André: On a scale of It’s a Small World to Space Mountain, it’s… Well, it’s Pirates of the Caribbean. Like the ride, it’s certainly not the best Disney has to offer, but it’s still a Disney property and the Disney quality bar is quite high. Pirates of the Caribbean was certainly well produced and hit the right balance of comedy and action that every summer movie aspires to. The setting is inherently cool and the added layer of pirate mythology makes it interesting and sets Pirates apart from your expected summer fair. That being said, it never reaches heights, in action, comedy, or story, which give it a strong lasting appeal. While I didn’t dislike my time with Pirates, I have a limited amount of time to spend on movies, and I don’t see myself giving this series any more of it.
Leanna: The rum is gone because I needed it to get through this film. I was really excited to watch this movie because I remember being so enamored with the series when it first premiered. I loved the soundtrack (and still do), I loved Orlando Bloom as Will Turner (not sure why now), and I even though Johnny Depp was pretty hilarious (nope, not anymore). The pirates lore and the mysteries and tales that surround the plot in this movie, however, were enough to still suck me back in again. Even though I know that they won’t be good, I still kind of want to watch the other two movies in the series, but you’d have to pay me to watch the newest film.
Ben: 70%. Ahhh, Pirates of the Caribbean, I remember you so fondly and everything you had to offer, and after all of this time you feel a like a quaint little thing that has been ruined by the entries of movies that came after you. Add on to that the character Johnny Depp portrayed, as well as the fact that it was portrayed by Johnny Depp, feels played out and trite. Here at Munch, we rarely watch films as they are released so our commentary is about how the landscape around a film has changed and the effect that has had on the film itself. And time hasn’t necessarily been kind to Pirates. In no way am I saying that this is a bad film, just there have to be at least a dozen films you should watch before you sit down for the ride that is this film.

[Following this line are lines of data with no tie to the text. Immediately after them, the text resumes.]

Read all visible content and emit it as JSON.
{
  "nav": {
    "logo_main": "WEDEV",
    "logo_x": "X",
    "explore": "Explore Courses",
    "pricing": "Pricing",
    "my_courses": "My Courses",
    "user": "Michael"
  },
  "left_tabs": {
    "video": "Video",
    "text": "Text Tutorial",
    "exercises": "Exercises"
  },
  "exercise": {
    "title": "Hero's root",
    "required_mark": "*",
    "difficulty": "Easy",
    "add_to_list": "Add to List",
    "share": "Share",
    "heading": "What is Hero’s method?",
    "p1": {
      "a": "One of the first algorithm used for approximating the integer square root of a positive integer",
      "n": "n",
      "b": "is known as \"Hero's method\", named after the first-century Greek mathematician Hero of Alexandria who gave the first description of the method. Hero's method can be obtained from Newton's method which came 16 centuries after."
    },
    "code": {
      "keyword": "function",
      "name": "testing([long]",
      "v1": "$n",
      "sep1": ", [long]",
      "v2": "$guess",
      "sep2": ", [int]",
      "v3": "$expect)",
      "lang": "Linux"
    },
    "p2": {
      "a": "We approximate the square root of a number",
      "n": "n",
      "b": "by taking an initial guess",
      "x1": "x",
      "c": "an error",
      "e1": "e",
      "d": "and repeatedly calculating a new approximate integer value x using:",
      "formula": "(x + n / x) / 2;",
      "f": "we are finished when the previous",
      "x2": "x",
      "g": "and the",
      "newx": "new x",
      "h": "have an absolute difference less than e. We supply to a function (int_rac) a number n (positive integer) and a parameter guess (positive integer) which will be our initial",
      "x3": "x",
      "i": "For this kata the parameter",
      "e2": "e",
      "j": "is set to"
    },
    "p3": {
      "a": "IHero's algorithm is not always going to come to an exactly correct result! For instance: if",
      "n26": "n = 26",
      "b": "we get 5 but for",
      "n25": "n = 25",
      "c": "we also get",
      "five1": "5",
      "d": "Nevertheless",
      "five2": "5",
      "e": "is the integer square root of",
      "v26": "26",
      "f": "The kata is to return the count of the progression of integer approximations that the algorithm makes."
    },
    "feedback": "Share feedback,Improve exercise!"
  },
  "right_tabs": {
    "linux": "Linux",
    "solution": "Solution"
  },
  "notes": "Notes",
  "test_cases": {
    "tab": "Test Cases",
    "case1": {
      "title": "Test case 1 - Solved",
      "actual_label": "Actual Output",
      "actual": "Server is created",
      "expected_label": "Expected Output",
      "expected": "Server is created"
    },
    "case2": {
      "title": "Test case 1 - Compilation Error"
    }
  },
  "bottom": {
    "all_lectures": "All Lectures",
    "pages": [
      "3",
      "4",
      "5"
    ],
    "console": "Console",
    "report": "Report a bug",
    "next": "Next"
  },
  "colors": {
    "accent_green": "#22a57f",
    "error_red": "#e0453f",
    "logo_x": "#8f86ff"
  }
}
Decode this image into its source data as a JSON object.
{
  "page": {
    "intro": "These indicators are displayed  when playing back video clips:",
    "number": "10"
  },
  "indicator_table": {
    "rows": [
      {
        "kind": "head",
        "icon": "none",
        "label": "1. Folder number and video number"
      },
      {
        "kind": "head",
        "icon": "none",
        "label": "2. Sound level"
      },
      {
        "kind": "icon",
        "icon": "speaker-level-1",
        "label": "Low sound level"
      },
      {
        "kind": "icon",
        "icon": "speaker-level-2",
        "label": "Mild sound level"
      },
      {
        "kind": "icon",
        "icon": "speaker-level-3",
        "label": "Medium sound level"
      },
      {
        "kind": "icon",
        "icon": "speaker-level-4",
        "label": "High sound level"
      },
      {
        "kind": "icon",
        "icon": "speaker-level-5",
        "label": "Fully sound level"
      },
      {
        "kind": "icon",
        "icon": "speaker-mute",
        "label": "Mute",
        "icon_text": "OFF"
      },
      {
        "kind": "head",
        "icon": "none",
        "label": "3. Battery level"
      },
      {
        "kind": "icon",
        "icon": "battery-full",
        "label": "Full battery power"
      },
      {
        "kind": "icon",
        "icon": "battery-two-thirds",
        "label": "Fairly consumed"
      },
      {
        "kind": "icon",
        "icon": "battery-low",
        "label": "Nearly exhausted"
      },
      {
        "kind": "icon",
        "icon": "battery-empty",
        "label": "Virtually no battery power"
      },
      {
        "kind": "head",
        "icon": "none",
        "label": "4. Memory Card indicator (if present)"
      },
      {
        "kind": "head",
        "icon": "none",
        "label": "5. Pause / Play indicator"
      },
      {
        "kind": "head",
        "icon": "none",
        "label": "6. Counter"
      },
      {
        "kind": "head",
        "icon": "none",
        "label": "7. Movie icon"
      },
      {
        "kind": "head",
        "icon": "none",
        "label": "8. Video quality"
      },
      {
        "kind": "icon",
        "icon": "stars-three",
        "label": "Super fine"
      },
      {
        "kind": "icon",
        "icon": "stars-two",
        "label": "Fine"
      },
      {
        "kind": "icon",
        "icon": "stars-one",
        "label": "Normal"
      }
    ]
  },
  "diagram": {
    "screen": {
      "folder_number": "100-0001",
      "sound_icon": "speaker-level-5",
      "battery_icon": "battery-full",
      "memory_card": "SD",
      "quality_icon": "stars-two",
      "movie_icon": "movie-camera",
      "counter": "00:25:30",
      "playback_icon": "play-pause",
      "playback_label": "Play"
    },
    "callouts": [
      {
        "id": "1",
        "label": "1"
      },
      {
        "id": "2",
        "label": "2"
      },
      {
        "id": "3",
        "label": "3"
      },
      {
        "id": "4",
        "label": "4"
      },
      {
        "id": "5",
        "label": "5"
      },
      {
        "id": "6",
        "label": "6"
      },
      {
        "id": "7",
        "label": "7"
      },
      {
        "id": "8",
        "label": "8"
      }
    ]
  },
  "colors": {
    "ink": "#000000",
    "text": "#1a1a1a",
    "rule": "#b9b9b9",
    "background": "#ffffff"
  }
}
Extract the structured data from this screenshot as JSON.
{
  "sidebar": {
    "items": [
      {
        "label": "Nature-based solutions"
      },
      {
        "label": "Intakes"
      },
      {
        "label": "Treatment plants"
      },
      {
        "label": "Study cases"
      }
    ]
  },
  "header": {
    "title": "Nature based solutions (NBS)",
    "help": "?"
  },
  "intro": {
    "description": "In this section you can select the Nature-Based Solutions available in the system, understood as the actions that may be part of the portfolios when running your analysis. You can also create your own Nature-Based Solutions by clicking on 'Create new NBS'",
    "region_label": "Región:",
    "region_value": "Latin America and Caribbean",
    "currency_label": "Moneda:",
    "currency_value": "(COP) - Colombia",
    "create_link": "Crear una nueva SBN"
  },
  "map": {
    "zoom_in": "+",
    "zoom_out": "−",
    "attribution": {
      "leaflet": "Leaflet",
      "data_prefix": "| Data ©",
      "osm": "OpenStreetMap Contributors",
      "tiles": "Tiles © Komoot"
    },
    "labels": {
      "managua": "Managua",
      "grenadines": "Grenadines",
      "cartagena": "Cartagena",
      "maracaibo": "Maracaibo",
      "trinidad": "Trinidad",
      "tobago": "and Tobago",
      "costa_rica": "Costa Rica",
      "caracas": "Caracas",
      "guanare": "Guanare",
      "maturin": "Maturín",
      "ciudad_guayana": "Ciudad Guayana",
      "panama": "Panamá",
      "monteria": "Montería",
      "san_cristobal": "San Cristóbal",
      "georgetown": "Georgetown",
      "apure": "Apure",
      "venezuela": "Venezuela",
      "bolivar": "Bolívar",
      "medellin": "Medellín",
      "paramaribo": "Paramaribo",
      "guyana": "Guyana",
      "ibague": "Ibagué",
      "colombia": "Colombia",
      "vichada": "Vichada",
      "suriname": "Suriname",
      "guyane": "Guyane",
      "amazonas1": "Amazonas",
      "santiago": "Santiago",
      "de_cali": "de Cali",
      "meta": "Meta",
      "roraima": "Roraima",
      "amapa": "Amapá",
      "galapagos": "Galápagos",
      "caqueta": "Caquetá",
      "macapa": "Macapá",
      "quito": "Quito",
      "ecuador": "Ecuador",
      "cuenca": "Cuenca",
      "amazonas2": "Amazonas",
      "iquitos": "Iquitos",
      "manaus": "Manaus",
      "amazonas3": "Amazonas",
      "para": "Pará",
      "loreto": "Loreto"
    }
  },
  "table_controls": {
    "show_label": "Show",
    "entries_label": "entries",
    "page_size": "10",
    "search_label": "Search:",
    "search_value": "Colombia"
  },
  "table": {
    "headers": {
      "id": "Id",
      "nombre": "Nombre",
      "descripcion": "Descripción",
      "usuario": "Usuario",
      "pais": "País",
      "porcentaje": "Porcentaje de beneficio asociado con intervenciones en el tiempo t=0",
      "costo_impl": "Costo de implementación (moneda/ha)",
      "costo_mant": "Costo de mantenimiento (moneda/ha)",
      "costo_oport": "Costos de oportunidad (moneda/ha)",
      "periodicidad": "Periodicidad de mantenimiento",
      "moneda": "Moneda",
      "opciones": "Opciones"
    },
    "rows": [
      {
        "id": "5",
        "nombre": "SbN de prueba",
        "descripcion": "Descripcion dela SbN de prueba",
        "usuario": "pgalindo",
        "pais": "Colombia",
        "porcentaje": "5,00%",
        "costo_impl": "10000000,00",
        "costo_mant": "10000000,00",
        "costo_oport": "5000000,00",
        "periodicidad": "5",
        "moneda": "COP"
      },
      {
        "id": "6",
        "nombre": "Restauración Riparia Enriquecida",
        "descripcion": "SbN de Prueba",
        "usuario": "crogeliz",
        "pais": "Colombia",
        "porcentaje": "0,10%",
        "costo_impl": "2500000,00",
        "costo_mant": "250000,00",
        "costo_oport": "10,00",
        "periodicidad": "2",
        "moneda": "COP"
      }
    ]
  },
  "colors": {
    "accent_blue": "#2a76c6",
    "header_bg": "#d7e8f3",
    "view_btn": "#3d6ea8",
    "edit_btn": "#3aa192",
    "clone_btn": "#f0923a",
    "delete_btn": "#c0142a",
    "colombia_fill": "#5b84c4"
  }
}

Pirates of the Caribbean has its moments but in the end is probably best left for a deserted island when there isn’t much else around.
WANT MORE? LISTEN TO US TALK ABOUT PIRATES ON ITUNES OR WHEREVER YOU LISTEN TO PODCASTS.